-- Dataset entries follows --
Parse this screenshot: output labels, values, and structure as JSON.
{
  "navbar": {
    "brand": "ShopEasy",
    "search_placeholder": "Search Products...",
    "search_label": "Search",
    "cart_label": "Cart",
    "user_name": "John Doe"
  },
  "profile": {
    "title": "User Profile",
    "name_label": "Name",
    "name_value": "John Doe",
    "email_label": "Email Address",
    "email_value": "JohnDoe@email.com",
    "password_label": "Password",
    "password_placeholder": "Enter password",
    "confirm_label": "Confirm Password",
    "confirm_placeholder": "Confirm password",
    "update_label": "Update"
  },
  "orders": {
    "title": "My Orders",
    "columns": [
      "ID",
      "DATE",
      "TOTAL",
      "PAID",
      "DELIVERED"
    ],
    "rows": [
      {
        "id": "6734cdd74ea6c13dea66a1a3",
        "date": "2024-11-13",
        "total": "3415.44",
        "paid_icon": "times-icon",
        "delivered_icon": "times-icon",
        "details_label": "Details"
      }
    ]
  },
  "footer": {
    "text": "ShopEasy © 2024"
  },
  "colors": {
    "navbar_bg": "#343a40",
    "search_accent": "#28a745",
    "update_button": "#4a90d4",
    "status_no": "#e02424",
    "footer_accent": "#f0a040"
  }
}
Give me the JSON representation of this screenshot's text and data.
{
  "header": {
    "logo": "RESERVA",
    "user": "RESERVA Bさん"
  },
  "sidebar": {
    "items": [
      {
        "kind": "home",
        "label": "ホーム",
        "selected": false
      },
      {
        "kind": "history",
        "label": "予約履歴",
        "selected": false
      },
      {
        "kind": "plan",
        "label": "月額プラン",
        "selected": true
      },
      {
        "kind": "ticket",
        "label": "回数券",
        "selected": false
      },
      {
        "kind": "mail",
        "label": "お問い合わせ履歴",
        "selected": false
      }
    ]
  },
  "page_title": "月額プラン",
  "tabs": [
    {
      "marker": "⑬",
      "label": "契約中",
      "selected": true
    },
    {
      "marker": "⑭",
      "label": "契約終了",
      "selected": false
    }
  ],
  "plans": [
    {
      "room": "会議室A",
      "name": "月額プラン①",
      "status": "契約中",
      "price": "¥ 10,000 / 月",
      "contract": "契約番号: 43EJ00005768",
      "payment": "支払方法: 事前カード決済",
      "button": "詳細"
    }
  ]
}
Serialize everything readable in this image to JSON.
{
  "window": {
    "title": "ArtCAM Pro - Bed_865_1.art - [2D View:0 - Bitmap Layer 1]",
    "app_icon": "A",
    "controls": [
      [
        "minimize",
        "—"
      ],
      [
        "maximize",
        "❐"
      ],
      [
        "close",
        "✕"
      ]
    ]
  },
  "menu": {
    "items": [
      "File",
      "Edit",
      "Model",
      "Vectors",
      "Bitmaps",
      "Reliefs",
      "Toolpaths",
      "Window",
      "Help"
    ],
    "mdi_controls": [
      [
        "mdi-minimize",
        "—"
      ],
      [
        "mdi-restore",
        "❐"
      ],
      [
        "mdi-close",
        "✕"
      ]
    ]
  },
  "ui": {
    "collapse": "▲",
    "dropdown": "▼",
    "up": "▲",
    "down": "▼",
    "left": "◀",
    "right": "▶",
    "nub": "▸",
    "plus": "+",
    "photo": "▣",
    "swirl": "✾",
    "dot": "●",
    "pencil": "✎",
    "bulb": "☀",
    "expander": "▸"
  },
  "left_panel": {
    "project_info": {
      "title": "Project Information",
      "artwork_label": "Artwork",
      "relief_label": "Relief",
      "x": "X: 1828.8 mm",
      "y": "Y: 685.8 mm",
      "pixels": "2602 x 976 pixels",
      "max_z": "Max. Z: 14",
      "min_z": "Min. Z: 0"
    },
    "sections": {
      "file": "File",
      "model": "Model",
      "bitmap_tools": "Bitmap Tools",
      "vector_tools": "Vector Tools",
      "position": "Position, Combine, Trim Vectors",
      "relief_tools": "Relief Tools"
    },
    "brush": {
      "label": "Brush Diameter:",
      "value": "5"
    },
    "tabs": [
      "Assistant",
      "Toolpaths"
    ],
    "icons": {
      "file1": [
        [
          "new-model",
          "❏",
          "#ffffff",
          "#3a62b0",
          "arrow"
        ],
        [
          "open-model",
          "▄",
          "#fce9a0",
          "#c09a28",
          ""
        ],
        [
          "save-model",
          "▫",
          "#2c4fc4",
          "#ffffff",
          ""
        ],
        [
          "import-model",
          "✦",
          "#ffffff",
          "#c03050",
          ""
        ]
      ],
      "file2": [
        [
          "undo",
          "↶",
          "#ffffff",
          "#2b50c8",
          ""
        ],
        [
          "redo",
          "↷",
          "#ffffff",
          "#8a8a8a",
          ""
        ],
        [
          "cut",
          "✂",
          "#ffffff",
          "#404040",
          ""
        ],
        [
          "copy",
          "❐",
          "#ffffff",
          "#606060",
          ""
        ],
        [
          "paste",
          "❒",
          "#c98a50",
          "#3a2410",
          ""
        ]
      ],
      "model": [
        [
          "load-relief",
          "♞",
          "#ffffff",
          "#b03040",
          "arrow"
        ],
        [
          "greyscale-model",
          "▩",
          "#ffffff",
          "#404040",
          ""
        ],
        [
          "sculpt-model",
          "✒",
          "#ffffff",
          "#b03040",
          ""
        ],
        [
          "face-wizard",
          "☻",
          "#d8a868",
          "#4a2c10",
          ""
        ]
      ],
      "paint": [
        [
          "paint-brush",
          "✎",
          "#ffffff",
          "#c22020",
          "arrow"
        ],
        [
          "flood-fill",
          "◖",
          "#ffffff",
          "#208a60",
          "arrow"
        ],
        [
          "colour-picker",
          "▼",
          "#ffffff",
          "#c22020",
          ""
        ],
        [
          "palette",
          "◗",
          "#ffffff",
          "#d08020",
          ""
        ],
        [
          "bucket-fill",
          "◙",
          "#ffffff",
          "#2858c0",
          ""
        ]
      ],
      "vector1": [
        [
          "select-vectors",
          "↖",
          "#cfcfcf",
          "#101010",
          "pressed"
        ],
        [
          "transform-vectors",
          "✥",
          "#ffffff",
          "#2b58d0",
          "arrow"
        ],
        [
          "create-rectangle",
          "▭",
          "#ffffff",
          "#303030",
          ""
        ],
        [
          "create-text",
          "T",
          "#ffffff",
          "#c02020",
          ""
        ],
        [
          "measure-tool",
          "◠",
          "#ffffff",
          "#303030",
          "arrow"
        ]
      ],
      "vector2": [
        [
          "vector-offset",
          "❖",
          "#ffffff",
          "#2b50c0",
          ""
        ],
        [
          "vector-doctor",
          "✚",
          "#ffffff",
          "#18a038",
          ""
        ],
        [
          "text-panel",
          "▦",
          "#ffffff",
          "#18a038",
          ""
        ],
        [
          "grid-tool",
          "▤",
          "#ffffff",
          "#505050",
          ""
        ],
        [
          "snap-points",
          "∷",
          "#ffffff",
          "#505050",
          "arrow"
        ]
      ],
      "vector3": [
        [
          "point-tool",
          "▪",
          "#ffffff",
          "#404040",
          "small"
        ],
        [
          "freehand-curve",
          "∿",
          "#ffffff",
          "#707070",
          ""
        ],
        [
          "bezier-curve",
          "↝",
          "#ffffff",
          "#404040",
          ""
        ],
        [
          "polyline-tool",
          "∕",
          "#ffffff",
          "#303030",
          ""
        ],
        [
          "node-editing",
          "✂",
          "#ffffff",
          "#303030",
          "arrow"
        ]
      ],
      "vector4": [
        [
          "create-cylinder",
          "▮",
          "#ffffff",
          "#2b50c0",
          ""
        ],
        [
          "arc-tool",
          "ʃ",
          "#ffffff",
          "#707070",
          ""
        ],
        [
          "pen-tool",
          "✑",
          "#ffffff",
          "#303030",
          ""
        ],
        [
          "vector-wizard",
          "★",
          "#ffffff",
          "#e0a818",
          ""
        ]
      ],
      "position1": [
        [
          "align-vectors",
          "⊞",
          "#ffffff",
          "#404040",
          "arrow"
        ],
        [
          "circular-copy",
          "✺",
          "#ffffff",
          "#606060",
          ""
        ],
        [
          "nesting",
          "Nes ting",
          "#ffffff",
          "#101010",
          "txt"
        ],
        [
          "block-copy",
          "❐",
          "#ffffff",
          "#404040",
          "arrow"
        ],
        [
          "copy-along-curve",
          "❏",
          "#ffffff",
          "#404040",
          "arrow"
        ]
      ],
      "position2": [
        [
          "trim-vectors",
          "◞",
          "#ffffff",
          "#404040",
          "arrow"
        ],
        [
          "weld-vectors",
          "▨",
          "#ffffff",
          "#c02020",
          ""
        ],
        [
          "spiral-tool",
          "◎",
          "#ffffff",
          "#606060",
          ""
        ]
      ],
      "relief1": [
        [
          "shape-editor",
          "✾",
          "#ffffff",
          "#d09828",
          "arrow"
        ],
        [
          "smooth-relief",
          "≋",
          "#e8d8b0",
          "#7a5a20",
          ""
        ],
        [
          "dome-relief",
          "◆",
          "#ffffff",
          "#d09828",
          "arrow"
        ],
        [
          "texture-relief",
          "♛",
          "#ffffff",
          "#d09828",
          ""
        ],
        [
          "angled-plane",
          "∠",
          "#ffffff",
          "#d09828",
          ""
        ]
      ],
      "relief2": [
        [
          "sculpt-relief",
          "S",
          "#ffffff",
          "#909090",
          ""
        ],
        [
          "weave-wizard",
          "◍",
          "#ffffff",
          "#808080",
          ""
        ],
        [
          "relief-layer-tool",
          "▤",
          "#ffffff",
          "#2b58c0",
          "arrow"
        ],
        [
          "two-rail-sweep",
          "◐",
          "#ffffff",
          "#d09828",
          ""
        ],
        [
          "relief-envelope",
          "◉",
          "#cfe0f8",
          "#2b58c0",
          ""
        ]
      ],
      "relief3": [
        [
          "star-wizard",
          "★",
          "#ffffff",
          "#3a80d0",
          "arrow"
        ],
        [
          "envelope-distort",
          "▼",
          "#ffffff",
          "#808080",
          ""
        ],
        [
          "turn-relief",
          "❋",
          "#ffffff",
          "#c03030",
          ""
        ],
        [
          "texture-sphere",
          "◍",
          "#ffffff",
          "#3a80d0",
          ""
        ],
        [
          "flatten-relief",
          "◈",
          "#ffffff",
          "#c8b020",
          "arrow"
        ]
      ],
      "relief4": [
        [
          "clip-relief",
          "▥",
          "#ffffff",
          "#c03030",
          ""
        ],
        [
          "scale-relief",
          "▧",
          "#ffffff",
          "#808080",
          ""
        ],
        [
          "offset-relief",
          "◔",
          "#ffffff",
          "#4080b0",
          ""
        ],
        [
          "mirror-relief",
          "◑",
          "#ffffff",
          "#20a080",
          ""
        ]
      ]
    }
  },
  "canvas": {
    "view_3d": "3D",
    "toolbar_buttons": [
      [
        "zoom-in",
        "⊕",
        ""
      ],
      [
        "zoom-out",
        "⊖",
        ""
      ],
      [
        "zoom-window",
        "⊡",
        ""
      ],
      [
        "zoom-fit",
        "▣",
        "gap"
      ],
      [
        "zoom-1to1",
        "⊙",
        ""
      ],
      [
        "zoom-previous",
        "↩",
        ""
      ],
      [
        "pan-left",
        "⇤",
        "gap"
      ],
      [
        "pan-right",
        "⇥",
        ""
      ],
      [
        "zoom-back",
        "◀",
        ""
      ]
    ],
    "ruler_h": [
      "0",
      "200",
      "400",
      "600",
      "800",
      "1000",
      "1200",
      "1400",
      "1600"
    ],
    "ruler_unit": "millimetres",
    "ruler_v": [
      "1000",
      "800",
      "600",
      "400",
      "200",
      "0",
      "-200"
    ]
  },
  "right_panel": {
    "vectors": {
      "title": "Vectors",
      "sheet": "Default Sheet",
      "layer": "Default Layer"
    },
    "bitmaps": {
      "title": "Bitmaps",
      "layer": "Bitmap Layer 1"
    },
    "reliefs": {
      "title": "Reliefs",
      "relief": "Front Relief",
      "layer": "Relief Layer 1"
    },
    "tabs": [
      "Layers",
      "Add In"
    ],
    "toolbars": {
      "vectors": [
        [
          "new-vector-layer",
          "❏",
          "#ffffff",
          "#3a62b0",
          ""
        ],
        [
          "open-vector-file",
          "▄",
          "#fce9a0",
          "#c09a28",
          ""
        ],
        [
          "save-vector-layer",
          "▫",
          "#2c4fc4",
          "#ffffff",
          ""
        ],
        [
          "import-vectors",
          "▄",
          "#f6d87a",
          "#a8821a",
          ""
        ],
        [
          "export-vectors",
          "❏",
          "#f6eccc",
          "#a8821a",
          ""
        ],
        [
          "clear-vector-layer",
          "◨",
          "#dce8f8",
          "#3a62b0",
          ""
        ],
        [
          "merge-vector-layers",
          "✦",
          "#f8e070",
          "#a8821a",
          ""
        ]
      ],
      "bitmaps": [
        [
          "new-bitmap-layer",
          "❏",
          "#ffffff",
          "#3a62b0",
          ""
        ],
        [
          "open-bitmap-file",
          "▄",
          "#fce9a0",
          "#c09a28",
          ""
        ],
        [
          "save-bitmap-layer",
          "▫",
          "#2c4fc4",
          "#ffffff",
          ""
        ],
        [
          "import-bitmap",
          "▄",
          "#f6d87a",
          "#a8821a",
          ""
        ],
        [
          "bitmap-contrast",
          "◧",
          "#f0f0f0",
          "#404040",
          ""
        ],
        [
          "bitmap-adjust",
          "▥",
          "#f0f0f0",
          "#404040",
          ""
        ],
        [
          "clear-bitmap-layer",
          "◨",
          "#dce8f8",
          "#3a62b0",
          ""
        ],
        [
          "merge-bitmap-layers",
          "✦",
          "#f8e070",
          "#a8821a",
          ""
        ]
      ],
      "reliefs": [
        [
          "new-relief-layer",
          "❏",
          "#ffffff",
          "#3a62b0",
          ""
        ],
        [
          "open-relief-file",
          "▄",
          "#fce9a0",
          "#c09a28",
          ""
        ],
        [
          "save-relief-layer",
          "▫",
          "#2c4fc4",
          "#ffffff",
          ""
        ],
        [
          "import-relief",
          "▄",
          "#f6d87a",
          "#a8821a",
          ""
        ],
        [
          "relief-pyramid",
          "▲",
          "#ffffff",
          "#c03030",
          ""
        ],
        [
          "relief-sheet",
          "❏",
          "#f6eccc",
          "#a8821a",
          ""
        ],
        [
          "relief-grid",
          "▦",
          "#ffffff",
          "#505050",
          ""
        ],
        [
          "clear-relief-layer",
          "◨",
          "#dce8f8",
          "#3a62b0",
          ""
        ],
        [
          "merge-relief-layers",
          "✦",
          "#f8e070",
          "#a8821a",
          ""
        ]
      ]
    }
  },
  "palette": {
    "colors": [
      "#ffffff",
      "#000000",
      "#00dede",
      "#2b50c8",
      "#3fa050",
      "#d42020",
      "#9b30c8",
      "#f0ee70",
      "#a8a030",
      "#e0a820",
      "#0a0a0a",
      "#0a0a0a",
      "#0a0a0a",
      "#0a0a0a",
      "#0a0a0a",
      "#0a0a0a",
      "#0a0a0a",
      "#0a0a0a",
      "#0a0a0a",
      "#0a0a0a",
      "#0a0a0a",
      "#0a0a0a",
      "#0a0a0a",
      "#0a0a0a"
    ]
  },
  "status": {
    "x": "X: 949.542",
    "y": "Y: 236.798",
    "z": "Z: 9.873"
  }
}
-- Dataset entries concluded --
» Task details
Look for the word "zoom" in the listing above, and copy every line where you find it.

» Exercise response
        "zoom-in",
        "zoom-out",
        "zoom-window",
        "zoom-fit",
        "zoom-1to1",
        "zoom-previous",
        "zoom-back",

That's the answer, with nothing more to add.